Despite that or even because of it, I love my hobby and I love all the lads I have met who share the same passion. I’ve met lads who have sent me free stuff, sold me shoes well below their value, offered me stuff you can’t get anywhere else and given me some heads up on good deals. I’ve also seen some amazing charitable donations to people less fortunate than me (us) which to me shows the spirit of the three FB groups I am most involved in.
1) Gazelle made in Austria in 1986.
If someone asked me, name the shoe which most defines the style of Adidas I would chose the Gazelle. The shoe has changed little since it was first released in the mid-60s. It’s a simplistic design but doesn’t need to be anything else, its shape and elegance are just perfect. It’s hard to choose the definitive model of the Gazelle as it has been in continuous production for nearly 50s years, but this Austrian interpretation is amongst the best.
2) Jeans made in Australia in 1977.
One of the things I most love about Adidas is that you are always stumbling across shoes which you have never seen before. Every month I seem to find something new. Sometimes it’s just the case that a design was only made for a short period of time and in relatively small amounts hence its rarity. Other times it is because the shoe was never intended to be released in the UK.
The popularity of adidas began to grow from the mid-50s onwards and demand soon began to outstrip supply. Adidas opened new factories across Europe which helped, but to distribute to the far corners of the world adidas came up with a solution, they signed licence agreements with a number of companies to produce the shoes in their own territories. Sometimes the shoes looked pretty much like their European equivalents, on other occasions the companies experimented with new colours, styles, materials and designs. The Jeans made by Pacific Dunlop in Australia are a good example. The original Austrian model was made from light blue suede. Here the suede has been replaced by light blue leather and the end product in my opinion is stunning.
3) Perfekt made in Austria in 1980.

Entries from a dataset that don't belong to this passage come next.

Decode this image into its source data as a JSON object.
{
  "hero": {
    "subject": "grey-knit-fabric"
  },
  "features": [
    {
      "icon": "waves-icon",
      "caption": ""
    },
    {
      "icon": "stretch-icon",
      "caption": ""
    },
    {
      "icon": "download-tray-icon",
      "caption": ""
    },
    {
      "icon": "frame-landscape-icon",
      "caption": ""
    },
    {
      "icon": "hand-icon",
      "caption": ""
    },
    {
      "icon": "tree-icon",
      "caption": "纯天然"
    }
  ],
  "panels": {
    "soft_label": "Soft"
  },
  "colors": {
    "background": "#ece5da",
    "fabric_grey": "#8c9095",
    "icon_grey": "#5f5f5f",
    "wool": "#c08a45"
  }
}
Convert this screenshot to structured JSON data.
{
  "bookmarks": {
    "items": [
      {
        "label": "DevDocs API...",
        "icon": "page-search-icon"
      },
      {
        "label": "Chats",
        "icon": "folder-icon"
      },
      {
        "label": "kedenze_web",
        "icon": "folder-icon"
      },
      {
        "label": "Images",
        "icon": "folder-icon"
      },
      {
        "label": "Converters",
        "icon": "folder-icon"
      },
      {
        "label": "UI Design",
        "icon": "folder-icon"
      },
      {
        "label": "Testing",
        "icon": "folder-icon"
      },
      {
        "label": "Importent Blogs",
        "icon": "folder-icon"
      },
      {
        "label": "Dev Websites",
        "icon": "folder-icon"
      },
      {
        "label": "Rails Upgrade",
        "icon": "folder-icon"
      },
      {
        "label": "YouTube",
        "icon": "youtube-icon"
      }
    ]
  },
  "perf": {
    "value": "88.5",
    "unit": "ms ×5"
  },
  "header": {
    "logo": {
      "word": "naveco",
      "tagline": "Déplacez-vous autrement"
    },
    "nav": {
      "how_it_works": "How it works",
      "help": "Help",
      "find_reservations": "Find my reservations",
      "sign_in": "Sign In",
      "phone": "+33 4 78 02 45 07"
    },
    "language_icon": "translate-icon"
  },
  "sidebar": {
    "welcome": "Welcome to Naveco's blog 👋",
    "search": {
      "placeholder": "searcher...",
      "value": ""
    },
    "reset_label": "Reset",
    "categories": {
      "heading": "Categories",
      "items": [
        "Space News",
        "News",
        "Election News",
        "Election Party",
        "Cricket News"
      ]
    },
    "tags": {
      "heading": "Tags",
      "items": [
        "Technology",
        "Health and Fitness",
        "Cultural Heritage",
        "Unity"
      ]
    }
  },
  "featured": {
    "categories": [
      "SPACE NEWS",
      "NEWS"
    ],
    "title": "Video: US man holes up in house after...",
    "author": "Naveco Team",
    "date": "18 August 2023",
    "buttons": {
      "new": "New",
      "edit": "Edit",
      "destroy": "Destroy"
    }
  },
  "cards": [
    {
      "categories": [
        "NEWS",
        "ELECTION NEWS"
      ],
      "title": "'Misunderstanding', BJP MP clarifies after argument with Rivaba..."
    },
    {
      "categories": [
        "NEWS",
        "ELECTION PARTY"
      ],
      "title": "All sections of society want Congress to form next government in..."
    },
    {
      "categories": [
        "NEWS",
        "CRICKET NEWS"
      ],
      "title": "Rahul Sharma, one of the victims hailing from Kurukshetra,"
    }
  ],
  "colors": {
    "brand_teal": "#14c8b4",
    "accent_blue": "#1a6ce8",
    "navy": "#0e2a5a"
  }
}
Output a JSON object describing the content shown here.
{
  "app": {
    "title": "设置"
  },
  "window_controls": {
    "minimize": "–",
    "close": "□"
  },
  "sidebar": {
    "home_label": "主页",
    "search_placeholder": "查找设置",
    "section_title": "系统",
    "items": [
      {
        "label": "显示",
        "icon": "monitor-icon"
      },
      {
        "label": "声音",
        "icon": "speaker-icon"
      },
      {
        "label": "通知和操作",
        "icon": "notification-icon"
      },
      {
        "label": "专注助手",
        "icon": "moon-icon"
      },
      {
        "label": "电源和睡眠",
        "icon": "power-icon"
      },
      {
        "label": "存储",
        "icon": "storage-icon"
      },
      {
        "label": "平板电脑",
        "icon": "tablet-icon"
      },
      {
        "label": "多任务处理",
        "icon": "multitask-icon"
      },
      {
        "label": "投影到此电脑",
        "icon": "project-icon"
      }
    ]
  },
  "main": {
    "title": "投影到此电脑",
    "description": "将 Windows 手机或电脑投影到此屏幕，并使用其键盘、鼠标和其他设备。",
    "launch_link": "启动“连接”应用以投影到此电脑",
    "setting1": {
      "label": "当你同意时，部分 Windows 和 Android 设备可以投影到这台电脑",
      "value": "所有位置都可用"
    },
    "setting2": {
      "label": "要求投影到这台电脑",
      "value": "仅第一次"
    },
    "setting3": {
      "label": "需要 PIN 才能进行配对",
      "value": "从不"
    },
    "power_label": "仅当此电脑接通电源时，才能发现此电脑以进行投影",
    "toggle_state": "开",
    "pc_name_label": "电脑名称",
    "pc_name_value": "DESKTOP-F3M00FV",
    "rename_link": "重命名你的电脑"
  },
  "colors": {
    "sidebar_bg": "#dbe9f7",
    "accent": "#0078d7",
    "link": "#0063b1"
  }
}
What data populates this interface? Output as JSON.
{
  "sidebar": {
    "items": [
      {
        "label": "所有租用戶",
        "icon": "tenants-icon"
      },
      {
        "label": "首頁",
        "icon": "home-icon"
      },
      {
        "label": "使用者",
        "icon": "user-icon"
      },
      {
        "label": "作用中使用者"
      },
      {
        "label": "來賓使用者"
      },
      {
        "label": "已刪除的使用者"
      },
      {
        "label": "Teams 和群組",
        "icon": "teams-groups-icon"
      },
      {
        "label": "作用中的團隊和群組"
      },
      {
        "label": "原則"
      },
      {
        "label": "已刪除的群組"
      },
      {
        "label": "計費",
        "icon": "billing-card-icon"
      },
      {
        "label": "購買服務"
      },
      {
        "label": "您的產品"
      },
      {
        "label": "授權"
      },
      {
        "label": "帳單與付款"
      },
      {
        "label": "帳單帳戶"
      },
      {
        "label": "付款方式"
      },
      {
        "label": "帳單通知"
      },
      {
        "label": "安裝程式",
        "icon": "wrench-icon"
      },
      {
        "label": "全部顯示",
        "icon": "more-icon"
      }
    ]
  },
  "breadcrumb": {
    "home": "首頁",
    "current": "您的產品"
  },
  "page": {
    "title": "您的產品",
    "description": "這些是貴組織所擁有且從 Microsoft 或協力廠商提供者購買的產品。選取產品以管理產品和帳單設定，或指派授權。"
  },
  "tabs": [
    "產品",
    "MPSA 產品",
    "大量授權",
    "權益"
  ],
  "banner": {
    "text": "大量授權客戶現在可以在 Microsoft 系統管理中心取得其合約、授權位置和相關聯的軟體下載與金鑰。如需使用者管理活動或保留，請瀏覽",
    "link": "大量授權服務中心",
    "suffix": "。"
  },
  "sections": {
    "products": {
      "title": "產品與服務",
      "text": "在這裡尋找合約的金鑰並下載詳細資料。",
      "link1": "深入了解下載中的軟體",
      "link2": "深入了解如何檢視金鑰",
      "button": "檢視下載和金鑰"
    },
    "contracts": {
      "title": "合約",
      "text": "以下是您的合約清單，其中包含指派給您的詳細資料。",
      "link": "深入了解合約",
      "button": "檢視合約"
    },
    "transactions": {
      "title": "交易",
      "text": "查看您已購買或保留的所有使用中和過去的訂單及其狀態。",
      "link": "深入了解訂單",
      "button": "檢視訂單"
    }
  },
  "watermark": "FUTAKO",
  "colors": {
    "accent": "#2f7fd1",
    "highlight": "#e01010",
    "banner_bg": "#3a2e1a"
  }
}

I have a deep affection for leather Adidas training shoes. There is something about the old leather designs which fascinates me. Choosing my favourite pair was difficult, as i have a few, but I went for these Perfekt as the colour combination is spot on and the silhouette is timeless. Leather training shoes were largely unfashionable by the 1980s, being replaced by suede and then nylon models, but adidas continued to produce a small range, I guess for people like me.
4) Saphir made in Western Germany in 1970.
It’s nice to have something that most people don’t have in their collection. Trainer collecting/wearing/buying certainly has an element of peacocking about it, even more so in the internet age where you can make many more times people envious of your shoes. The Saphir tend to divide opinions, but to me they tick all the boxes. They were made in a patent blue leather finish (which was not heard of at the time) and in small numbers for one year only, so whatever you think about them you can’t say they aren’t unusual or rare.
5) Mexicana made in Austria in 1974.
I’m finishing off with a relatively new acquisition to the collection; you know who you are who gave me the chance to own these! Supposedly they’ve been around the block a bit but they won’t be going anywhere else in the near future. I’ve been after a pair for ages and had almost given up hope, so sweeter the catch and that’s what I love about grail hunting, you never should give up. Apart from being in my team colours, they are Austrian made and in my opinion the shoes that came out of the Klagenfurt-Viktring factory are amongst the finest examples of adidas ever produced. The build, the quality of the suede, the shape of the shoes, the Austrians certainly knew how to make a good shoe. Check your grail lists, I would be surprised if there aren’t a few Austrian models in your top ten.